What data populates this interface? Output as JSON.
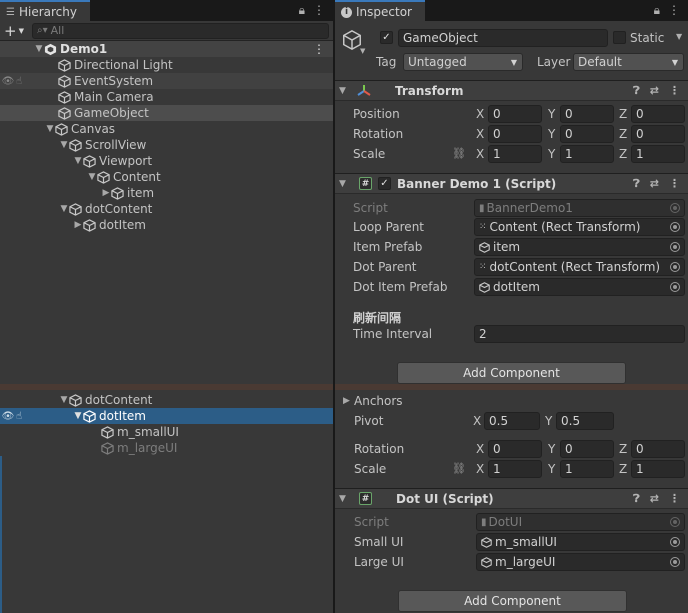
{
  "hierarchy": {
    "tab_label": "Hierarchy",
    "add_label": "+",
    "search_placeholder": "All",
    "scene": "Demo1",
    "items": [
      {
        "label": "Directional Light"
      },
      {
        "label": "EventSystem"
      },
      {
        "label": "Main Camera"
      },
      {
        "label": "GameObject"
      },
      {
        "label": "Canvas"
      },
      {
        "label": "ScrollView"
      },
      {
        "label": "Viewport"
      },
      {
        "label": "Content"
      },
      {
        "label": "item"
      },
      {
        "label": "dotContent"
      },
      {
        "label": "dotItem"
      }
    ],
    "lower_items": [
      {
        "label": "dotContent"
      },
      {
        "label": "dotItem"
      },
      {
        "label": "m_smallUI"
      },
      {
        "label": "m_largeUI"
      }
    ]
  },
  "inspector": {
    "tab_label": "Inspector",
    "object_name": "GameObject",
    "static_label": "Static",
    "tag_label": "Tag",
    "tag_value": "Untagged",
    "layer_label": "Layer",
    "layer_value": "Default",
    "transform": {
      "title": "Transform",
      "position_label": "Position",
      "rotation_label": "Rotation",
      "scale_label": "Scale",
      "position": {
        "x": "0",
        "y": "0",
        "z": "0"
      },
      "rotation": {
        "x": "0",
        "y": "0",
        "z": "0"
      },
      "scale": {
        "x": "1",
        "y": "1",
        "z": "1"
      }
    },
    "axis": {
      "x": "X",
      "y": "Y",
      "z": "Z"
    },
    "banner": {
      "title": "Banner Demo 1 (Script)",
      "script_label": "Script",
      "script_value": "BannerDemo1",
      "loop_parent_label": "Loop Parent",
      "loop_parent_value": "Content (Rect Transform)",
      "item_prefab_label": "Item Prefab",
      "item_prefab_value": "item",
      "dot_parent_label": "Dot Parent",
      "dot_parent_value": "dotContent (Rect Transform)",
      "dot_item_prefab_label": "Dot Item Prefab",
      "dot_item_prefab_value": "dotItem",
      "section_header": "刷新间隔",
      "time_interval_label": "Time Interval",
      "time_interval_value": "2"
    },
    "add_component_label": "Add Component"
  },
  "inspector2": {
    "anchors_label": "Anchors",
    "pivot_label": "Pivot",
    "pivot": {
      "x": "0.5",
      "y": "0.5"
    },
    "rotation_label": "Rotation",
    "rotation": {
      "x": "0",
      "y": "0",
      "z": "0"
    },
    "scale_label": "Scale",
    "scale": {
      "x": "1",
      "y": "1",
      "z": "1"
    },
    "dotui": {
      "title": "Dot UI (Script)",
      "script_label": "Script",
      "script_value": "DotUI",
      "small_ui_label": "Small UI",
      "small_ui_value": "m_smallUI",
      "large_ui_label": "Large UI",
      "large_ui_value": "m_largeUI"
    },
    "add_component_label": "Add Component"
  }
}
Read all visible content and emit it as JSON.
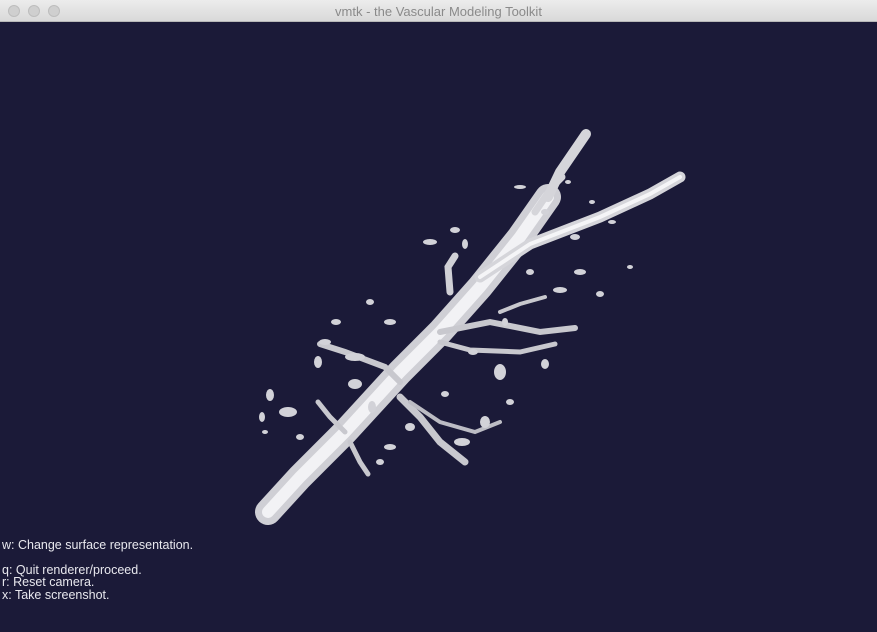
{
  "window": {
    "title": "vmtk - the Vascular Modeling Toolkit",
    "background_color": "#1b1a38"
  },
  "titlebar": {
    "buttons": [
      "close",
      "minimize",
      "zoom"
    ]
  },
  "help_text": {
    "lines": [
      "w: Change surface representation.",
      "q: Quit renderer/proceed.",
      "r: Reset camera.",
      "x: Take screenshot."
    ]
  },
  "scene": {
    "description_color": "#e6e6ea"
  }
}
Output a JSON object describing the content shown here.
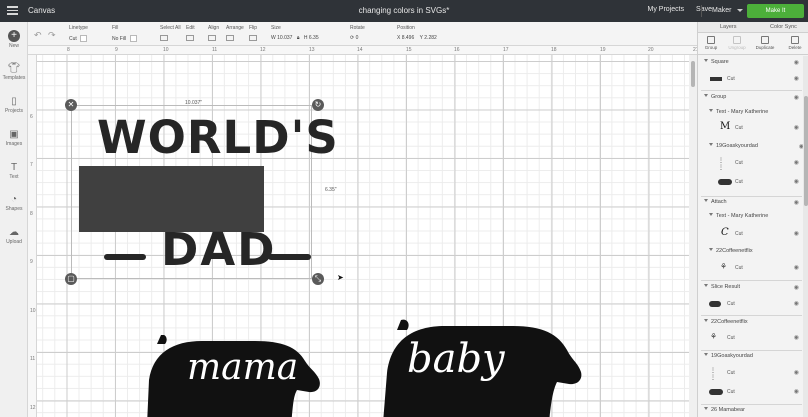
{
  "titlebar": {
    "app_name": "Canvas",
    "document_title": "changing colors in SVGs*",
    "my_projects": "My Projects",
    "save": "Save",
    "machine": "Maker",
    "make_it": "Make It"
  },
  "toolbar": {
    "linetype_label": "Linetype",
    "linetype_value": "Cut",
    "fill_label": "Fill",
    "fill_value": "No Fill",
    "select_all_label": "Select All",
    "edit_label": "Edit",
    "align_label": "Align",
    "arrange_label": "Arrange",
    "flip_label": "Flip",
    "size_label": "Size",
    "size_w_prefix": "W",
    "size_w": "10.037",
    "size_h_prefix": "H",
    "size_h": "6.35",
    "rotate_label": "Rotate",
    "rotate_value": "0",
    "position_label": "Position",
    "pos_x_prefix": "X",
    "pos_x": "8.496",
    "pos_y_prefix": "Y",
    "pos_y": "2.282"
  },
  "leftbar": {
    "items": [
      {
        "icon": "plus-icon",
        "label": "New"
      },
      {
        "icon": "shirt-icon",
        "label": "Templates"
      },
      {
        "icon": "projects-icon",
        "label": "Projects"
      },
      {
        "icon": "image-icon",
        "label": "Images"
      },
      {
        "icon": "text-icon",
        "label": "Text"
      },
      {
        "icon": "shapes-icon",
        "label": "Shapes"
      },
      {
        "icon": "upload-icon",
        "label": "Upload"
      }
    ]
  },
  "rulers": {
    "top": [
      "8",
      "9",
      "10",
      "11",
      "12",
      "13",
      "14",
      "15",
      "16",
      "17",
      "18",
      "19",
      "20",
      "21"
    ],
    "left": [
      "6",
      "7",
      "8",
      "9",
      "10",
      "11",
      "12"
    ]
  },
  "canvas": {
    "width_dimension": "10.037\"",
    "height_dimension": "6.35\"",
    "worlds_text": "WORLD'S",
    "dad_text": "DAD",
    "mama_text": "mama",
    "baby_text": "baby"
  },
  "panel": {
    "tabs": [
      "Layers",
      "Color Sync"
    ],
    "actions": [
      {
        "label": "Group",
        "enabled": true
      },
      {
        "label": "Ungroup",
        "enabled": false
      },
      {
        "label": "Duplicate",
        "enabled": true
      },
      {
        "label": "Delete",
        "enabled": true
      }
    ],
    "layers": {
      "square": "Square",
      "square_cut": "Cut",
      "group": "Group",
      "text_mary_1": "Text - Mary Katherine",
      "cut_m": "Cut",
      "goaskyourdad_1": "19Goaskyourdad",
      "cut_a": "Cut",
      "cut_b": "Cut",
      "attach": "Attach",
      "text_mary_2": "Text - Mary Katherine",
      "cut_c": "Cut",
      "coffee_1": "22Coffeenetflix",
      "cut_d": "Cut",
      "slice_result": "Slice Result",
      "cut_e": "Cut",
      "coffee_2": "22Coffeenetflix",
      "cut_f": "Cut",
      "goaskyourdad_2": "19Goaskyourdad",
      "cut_g": "Cut",
      "cut_h": "Cut",
      "mamabear": "26 Mamabear"
    },
    "thumbs": {
      "m_glyph": "M",
      "c_glyph": "C"
    }
  },
  "colors": {
    "titlebar": "#2f3338",
    "make_it": "#4caf3a",
    "design_fill": "#262626",
    "rect_fill": "#404040"
  }
}
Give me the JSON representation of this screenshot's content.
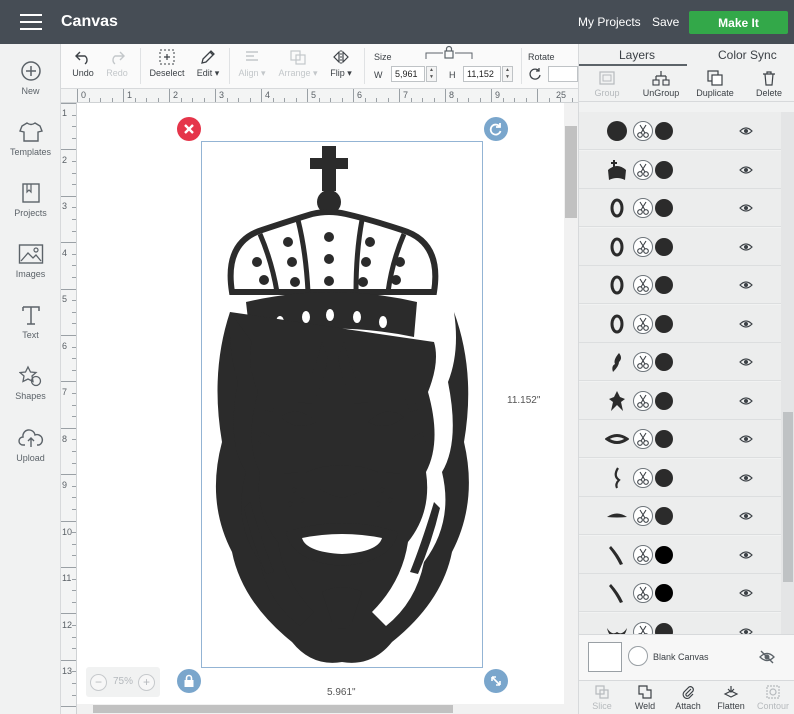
{
  "topbar": {
    "title": "Canvas",
    "my_projects": "My Projects",
    "save": "Save",
    "make_it": "Make It",
    "make_it_color": "#33a849",
    "bar_color": "#464d55"
  },
  "sidebar": {
    "items": [
      {
        "label": "New",
        "icon": "plus-circle-icon"
      },
      {
        "label": "Templates",
        "icon": "shirt-icon"
      },
      {
        "label": "Projects",
        "icon": "book-icon"
      },
      {
        "label": "Images",
        "icon": "image-icon"
      },
      {
        "label": "Text",
        "icon": "text-icon"
      },
      {
        "label": "Shapes",
        "icon": "shapes-icon"
      },
      {
        "label": "Upload",
        "icon": "cloud-upload-icon"
      }
    ]
  },
  "toolbar": {
    "undo": "Undo",
    "redo": "Redo",
    "deselect": "Deselect",
    "edit": "Edit",
    "align": "Align",
    "arrange": "Arrange",
    "flip": "Flip",
    "size_label": "Size",
    "w_label": "W",
    "h_label": "H",
    "width": "5,961",
    "height": "11,152",
    "rotate_label": "Rotate"
  },
  "ruler": {
    "horizontal": [
      "0",
      "1",
      "2",
      "3",
      "4",
      "5",
      "6",
      "7",
      "8",
      "9",
      "25"
    ],
    "vertical": [
      "1",
      "2",
      "3",
      "4",
      "5",
      "6",
      "7",
      "8",
      "9",
      "10",
      "11",
      "12",
      "13"
    ]
  },
  "canvas": {
    "height_dim": "11.152\"",
    "width_dim": "5.961\"",
    "zoom": "75%",
    "selection_color": "#93b4d4",
    "delete_handle_color": "#e5354a"
  },
  "panel": {
    "tabs": [
      "Layers",
      "Color Sync"
    ],
    "actions": [
      "Group",
      "UnGroup",
      "Duplicate",
      "Delete"
    ],
    "layers": [
      {
        "thumb": "circle-shape",
        "color": "#2b2b2b"
      },
      {
        "thumb": "lion-full-shape",
        "color": "#2b2b2b"
      },
      {
        "thumb": "ring-shape",
        "color": "#2b2b2b"
      },
      {
        "thumb": "ring-shape",
        "color": "#2b2b2b"
      },
      {
        "thumb": "ring-shape",
        "color": "#2b2b2b"
      },
      {
        "thumb": "ring-shape",
        "color": "#2b2b2b"
      },
      {
        "thumb": "mane-piece-shape",
        "color": "#2b2b2b"
      },
      {
        "thumb": "mane-tuft-shape",
        "color": "#2b2b2b"
      },
      {
        "thumb": "crown-band-shape",
        "color": "#2b2b2b"
      },
      {
        "thumb": "curl-shape",
        "color": "#2b2b2b"
      },
      {
        "thumb": "eyelid-shape",
        "color": "#2b2b2b"
      },
      {
        "thumb": "stroke-shape",
        "color": "#000000"
      },
      {
        "thumb": "stroke-shape",
        "color": "#000000"
      },
      {
        "thumb": "mustache-shape",
        "color": "#2b2b2b"
      }
    ],
    "blank_canvas": "Blank Canvas",
    "bottom": [
      "Slice",
      "Weld",
      "Attach",
      "Flatten",
      "Contour"
    ]
  }
}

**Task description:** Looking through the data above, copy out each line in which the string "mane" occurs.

**Exercise output:**
        "thumb": "mane-piece-shape",
        "thumb": "mane-tuft-shape",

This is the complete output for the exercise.